Among those targeted by DOJ were bestsellers like Jack3d, OxyElite Pro, and OxyElite Pro "New Formula" and "Advanced Formula," brands which have raked in hundreds of millions of dollars in sales but have also been linked to severe medical issues like liver failure and hepatitis.

READ: Dietary Supplements Are Doing Much More Measurable Harm Than Good

This recent probe targeted not only the manufacturers but also the companies who market these pills as healthy and natural.

"As alleged in the indictment unsealed today, the defendants were on a perpetual search for the next miracle ingredient," Benjamin C. Mizer, principal deputy assistant attorney general said, in a speech on Tuesday. "Much of the alleged fraud focused on the defendants' claims that their products were made from natural plant extracts. In truth, as one defendant put it, 'lol stuff is completely 100 % synthethic [sic].'"

In the minds authorities, these companies prey on uninformed consumers who are duped by sleek branding and the promise of a quick fix for their health issues.

"Consumers turn to supplements when they want to lose weight, get an edge in athletic performance, or improve their overall well-being," said Mizer. "From California to Maine, consumers ingest pills, powders and liquids every day, not knowing whether they are wasting money or whether they may end up harming, rather than helping, themselves."

But rather than keep this battle limited to the courtroom, many of the of the federal agencies involved have made mobile apps to counter the widespread misinformation surrounding supplements.

The Human Performance Resource Center (HPRC) has created a catchy-sounding list called the Operation Supplement Safety High-Risk Supplement List, which is available via mobile applications and geared toward minimizing "the potential adverse effects of some dietary supplements.

The US Anti-Doping Agency (USADA), for its part, has launched the Supplement 411 app for athletes. Both are accessible to the general public via Google Play and Apple App stores. USADA will also be utilizing an online interactive educational tool called "Get the Scoop on Supplements: Realize, Recognize, and Reduce Your Risk" in order to get the word out about the potential health risks surrounding certain supplements.

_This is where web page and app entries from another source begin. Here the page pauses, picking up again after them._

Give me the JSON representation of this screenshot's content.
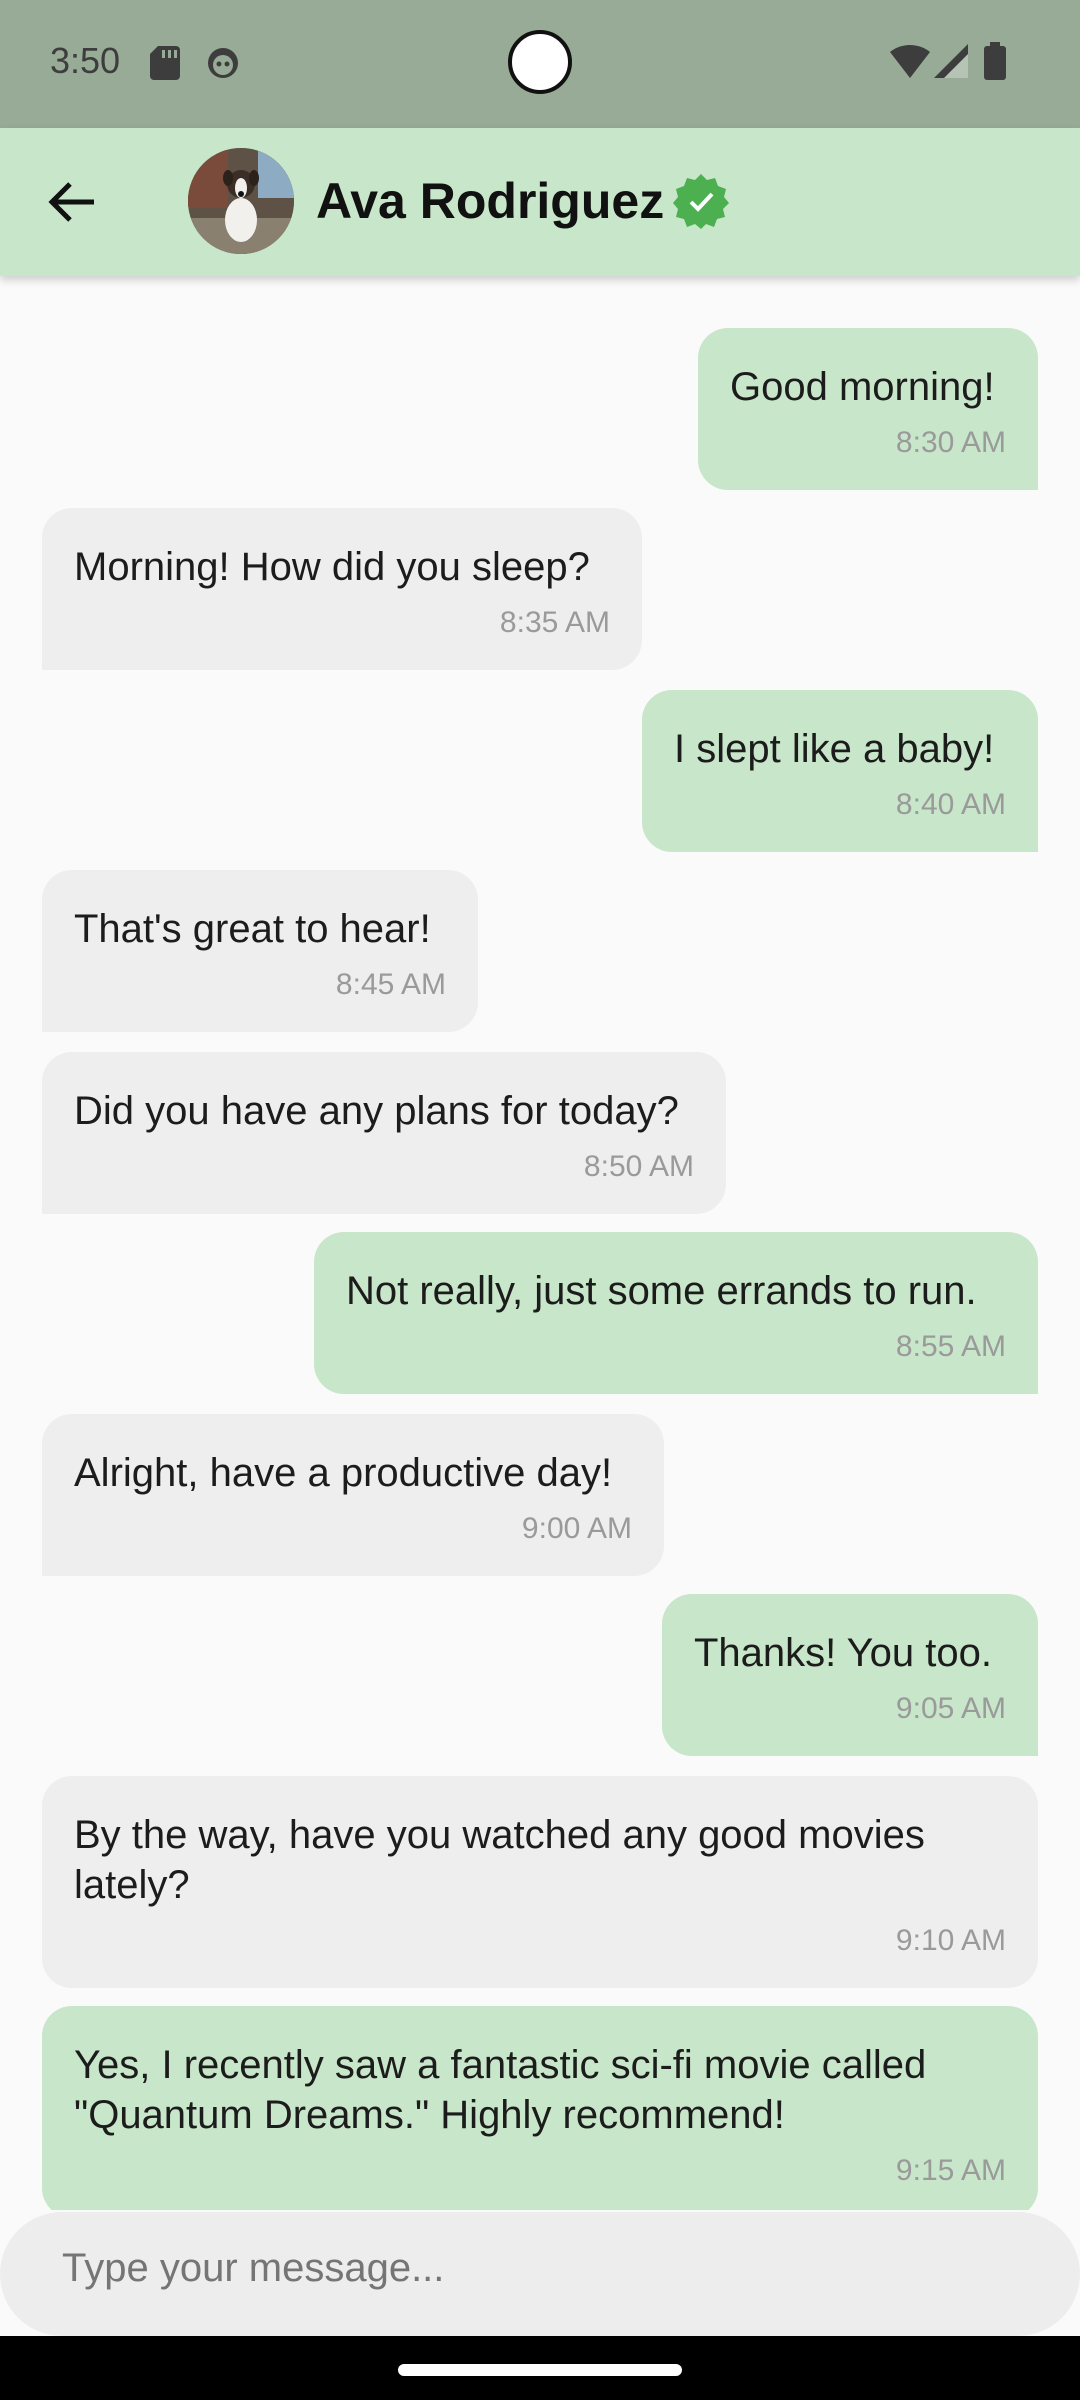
{
  "status_bar": {
    "time": "3:50",
    "icons": [
      "sd-card-icon",
      "notification-face-icon",
      "wifi-icon",
      "signal-icon",
      "battery-icon"
    ]
  },
  "header": {
    "back_icon": "arrow-back-icon",
    "contact_name": "Ava Rodriguez",
    "verified_icon": "verified-badge-icon",
    "accent_color": "#4caf50",
    "bar_color": "#c8e6c9"
  },
  "messages": [
    {
      "direction": "out",
      "text": "Good morning!",
      "time": "8:30 AM"
    },
    {
      "direction": "in",
      "text": "Morning! How did you sleep?",
      "time": "8:35 AM"
    },
    {
      "direction": "out",
      "text": "I slept like a baby!",
      "time": "8:40 AM"
    },
    {
      "direction": "in",
      "text": "That's great to hear!",
      "time": "8:45 AM"
    },
    {
      "direction": "in",
      "text": "Did you have any plans for today?",
      "time": "8:50 AM"
    },
    {
      "direction": "out",
      "text": "Not really, just some errands to run.",
      "time": "8:55 AM"
    },
    {
      "direction": "in",
      "text": "Alright, have a productive day!",
      "time": "9:00 AM"
    },
    {
      "direction": "out",
      "text": "Thanks! You too.",
      "time": "9:05 AM"
    },
    {
      "direction": "in",
      "text": "By the way, have you watched any good movies lately?",
      "time": "9:10 AM"
    },
    {
      "direction": "out",
      "text": "Yes, I recently saw a fantastic sci-fi movie called \"Quantum Dreams.\" Highly recommend!",
      "time": "9:15 AM"
    }
  ],
  "composer": {
    "placeholder": "Type your message..."
  }
}
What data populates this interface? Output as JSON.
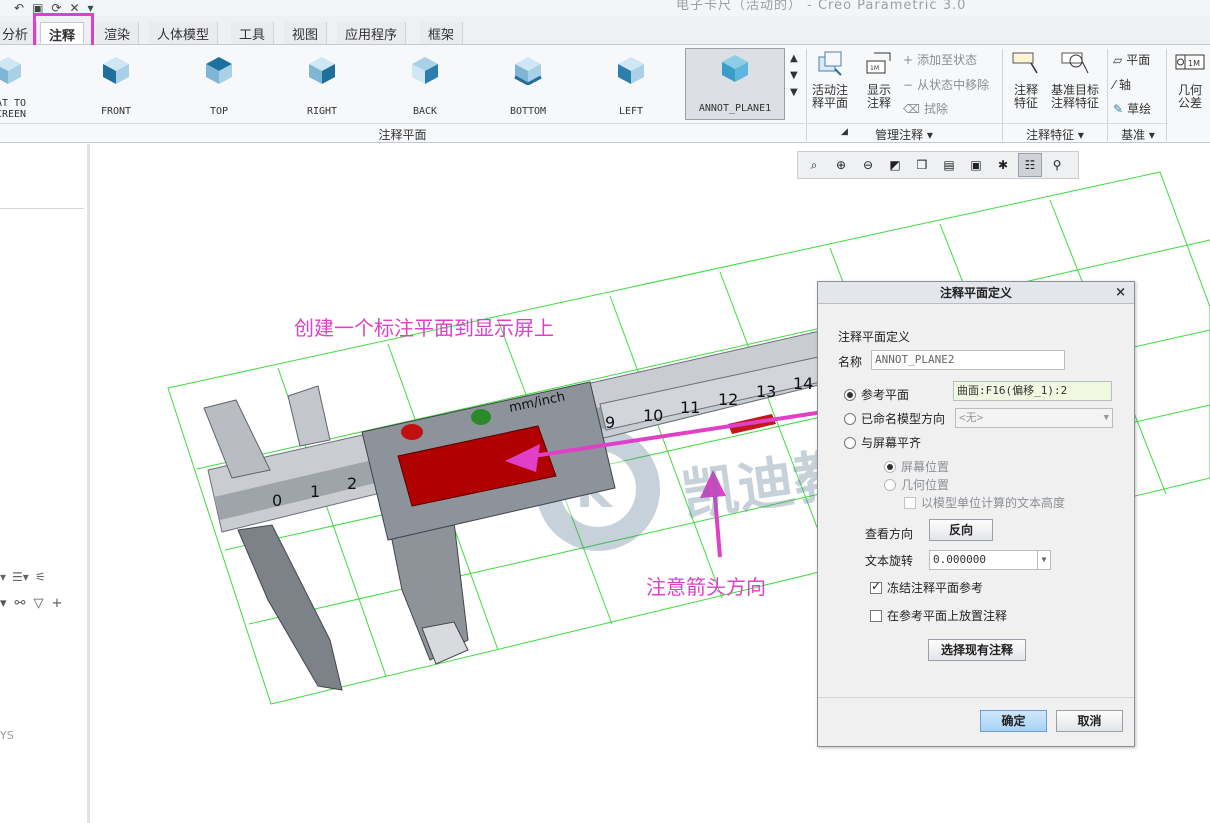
{
  "window_title": "电子卡尺（活动的） - Creo Parametric 3.0",
  "tabs": [
    {
      "label": "分析",
      "active": false
    },
    {
      "label": "注释",
      "active": true
    },
    {
      "label": "渲染",
      "active": false
    },
    {
      "label": "人体模型",
      "active": false
    },
    {
      "label": "工具",
      "active": false
    },
    {
      "label": "视图",
      "active": false
    },
    {
      "label": "应用程序",
      "active": false
    },
    {
      "label": "框架",
      "active": false
    }
  ],
  "ribbon": {
    "views": [
      {
        "label": "LAT TO\nSCREEN",
        "icon": "flat-to-screen-cube-icon"
      },
      {
        "label": "FRONT",
        "icon": "front-view-cube-icon"
      },
      {
        "label": "TOP",
        "icon": "top-view-cube-icon"
      },
      {
        "label": "RIGHT",
        "icon": "right-view-cube-icon"
      },
      {
        "label": "BACK",
        "icon": "back-view-cube-icon"
      },
      {
        "label": "BOTTOM",
        "icon": "bottom-view-cube-icon"
      },
      {
        "label": "LEFT",
        "icon": "left-view-cube-icon"
      },
      {
        "label": "ANNOT_PLANE1",
        "icon": "annot-plane-cube-icon"
      }
    ],
    "group_annot_plane": "注释平面",
    "activate_plane": "活动注\n释平面",
    "show_annotation": "显示\n注释",
    "add_to_state": "添加至状态",
    "remove_from_state": "从状态中移除",
    "erase": "拭除",
    "group_manage": "管理注释",
    "annot_feature": "注释\n特征",
    "datum_target": "基准目标\n注释特征",
    "group_annot_feature": "注释特征",
    "plane": "平面",
    "axis": "轴",
    "sketch": "草绘",
    "group_datum": "基准",
    "geom_tol": "几何\n公差"
  },
  "left_panel": {
    "bottom_text": "YS"
  },
  "annotations": {
    "create_plane": "创建一个标注平面到显示屏上",
    "note_arrow": "注意箭头方向"
  },
  "watermark": "凯迪教育",
  "caliper": {
    "unit_label": "mm/inch",
    "main_scale": [
      "0",
      "1",
      "2"
    ],
    "beam_scale": [
      "9",
      "10",
      "11",
      "12",
      "13",
      "14"
    ]
  },
  "dialog": {
    "title": "注释平面定义",
    "section": "注释平面定义",
    "name_label": "名称",
    "name_value": "ANNOT_PLANE2",
    "ref_plane_label": "参考平面",
    "ref_plane_value": "曲面:F16(偏移_1):2",
    "named_dir_label": "已命名模型方向",
    "named_dir_value": "<无>",
    "align_screen_label": "与屏幕平齐",
    "screen_pos": "屏幕位置",
    "geom_pos": "几何位置",
    "model_units": "以模型单位计算的文本高度",
    "view_dir_label": "查看方向",
    "reverse_btn": "反向",
    "rotate_label": "文本旋转",
    "rotate_value": "0.000000",
    "freeze_ref": "冻结注释平面参考",
    "place_on_ref": "在参考平面上放置注释",
    "select_existing": "选择现有注释",
    "ok": "确定",
    "cancel": "取消"
  },
  "colors": {
    "accent": "#e040c8",
    "grid": "#3ddc3d",
    "ok_button": "#a7d2f5"
  }
}
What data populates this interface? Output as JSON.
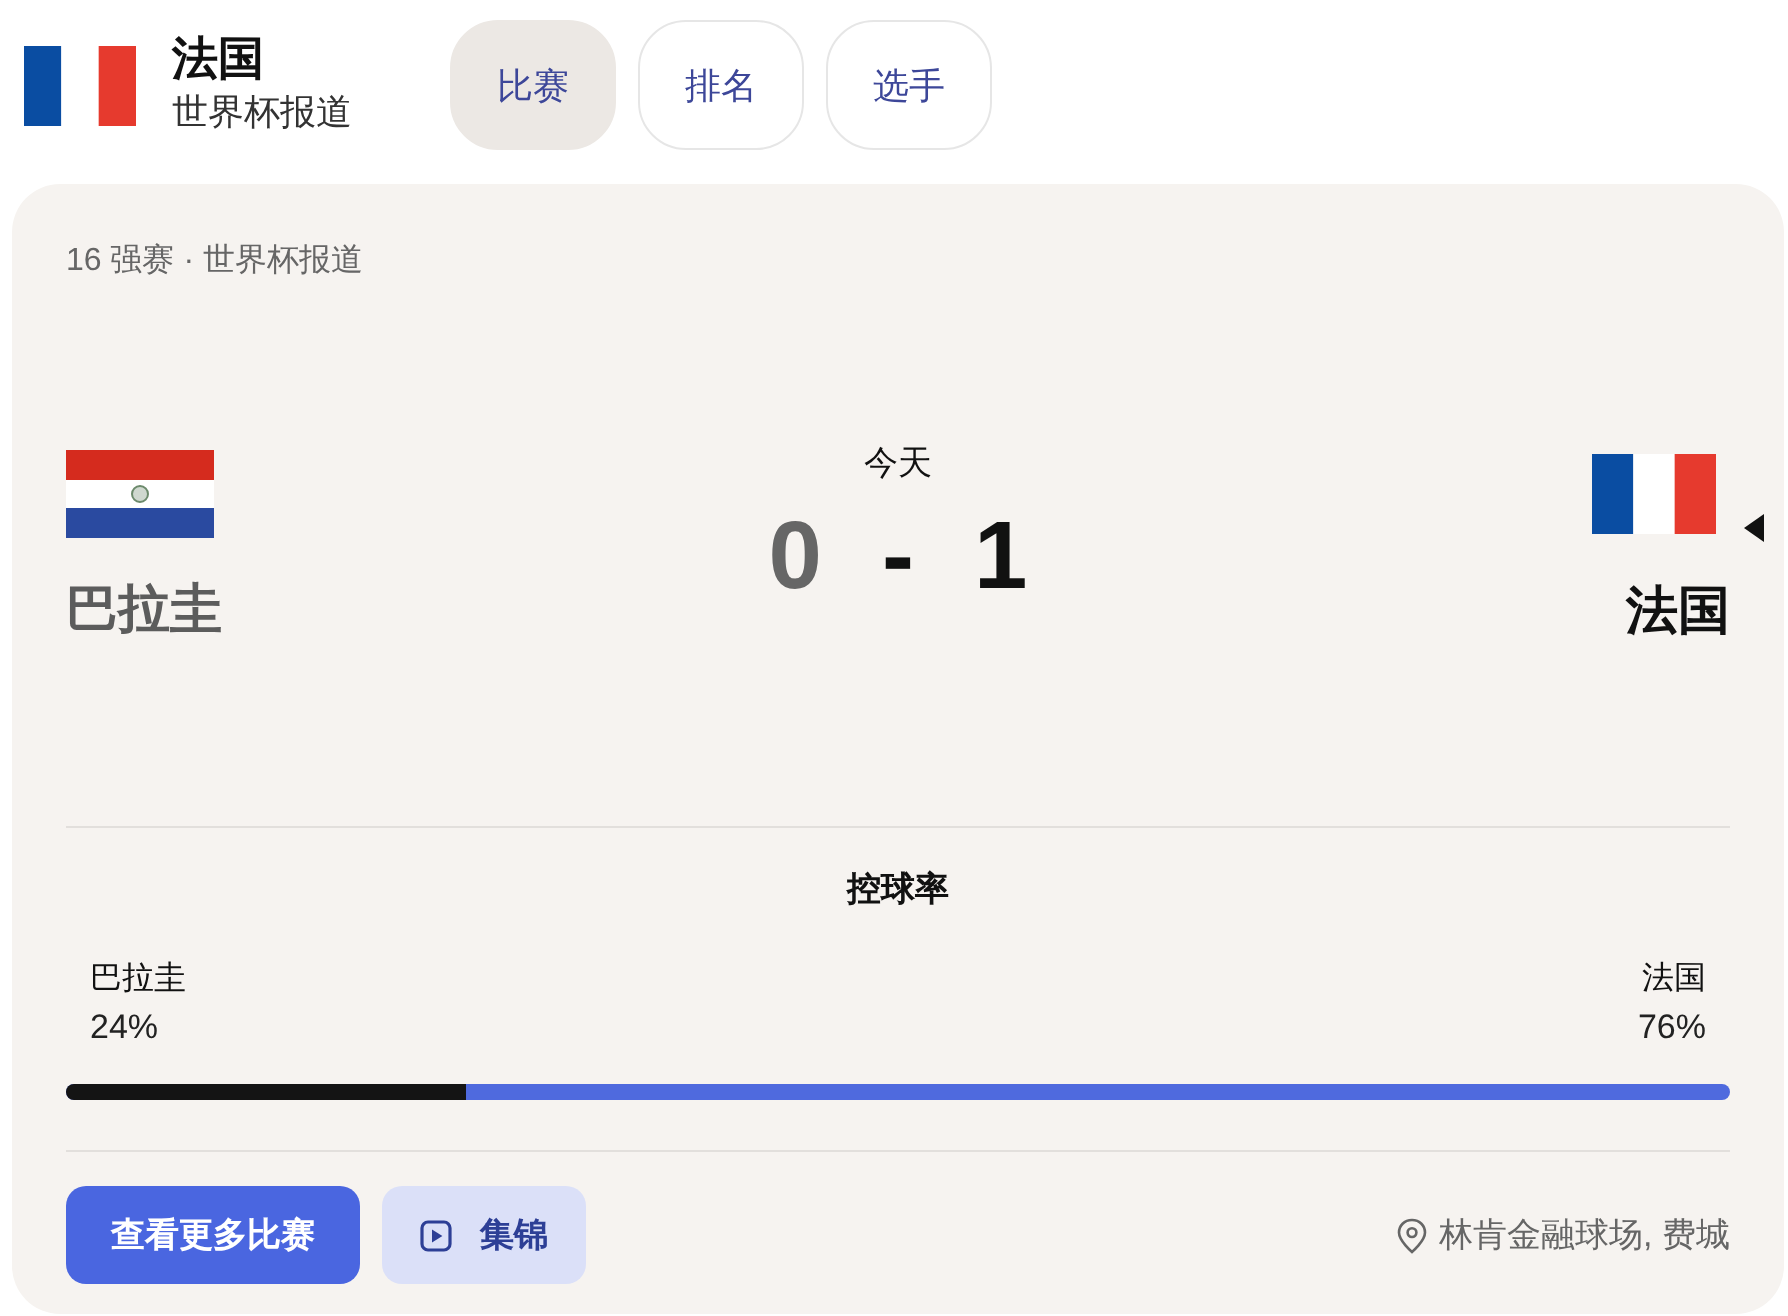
{
  "header": {
    "title": "法国",
    "subtitle": "世界杯报道"
  },
  "tabs": [
    {
      "label": "比赛",
      "selected": true
    },
    {
      "label": "排名",
      "selected": false
    },
    {
      "label": "选手",
      "selected": false
    }
  ],
  "match": {
    "stage": "16 强赛 · 世界杯报道",
    "date": "今天",
    "separator": "-",
    "teams": [
      {
        "name": "巴拉圭",
        "score": "0",
        "winner": false
      },
      {
        "name": "法国",
        "score": "1",
        "winner": true
      }
    ]
  },
  "possession": {
    "title": "控球率",
    "level": 0.24,
    "teams": [
      {
        "name": "巴拉圭",
        "reading": "24%"
      },
      {
        "name": "法国",
        "reading": "76%"
      }
    ]
  },
  "actions": [
    {
      "kind": "primary",
      "label": "查看更多比赛"
    },
    {
      "kind": "video",
      "label": "集锦"
    }
  ],
  "venue": "林肯金融球场, 费城"
}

So, while the last place people may want a meddling federal bureaucracy is inside your cell phone, it might be the most effective way of combatting some of the "snake oil salesman and medical quacks" who run the $40-billion supplements industry.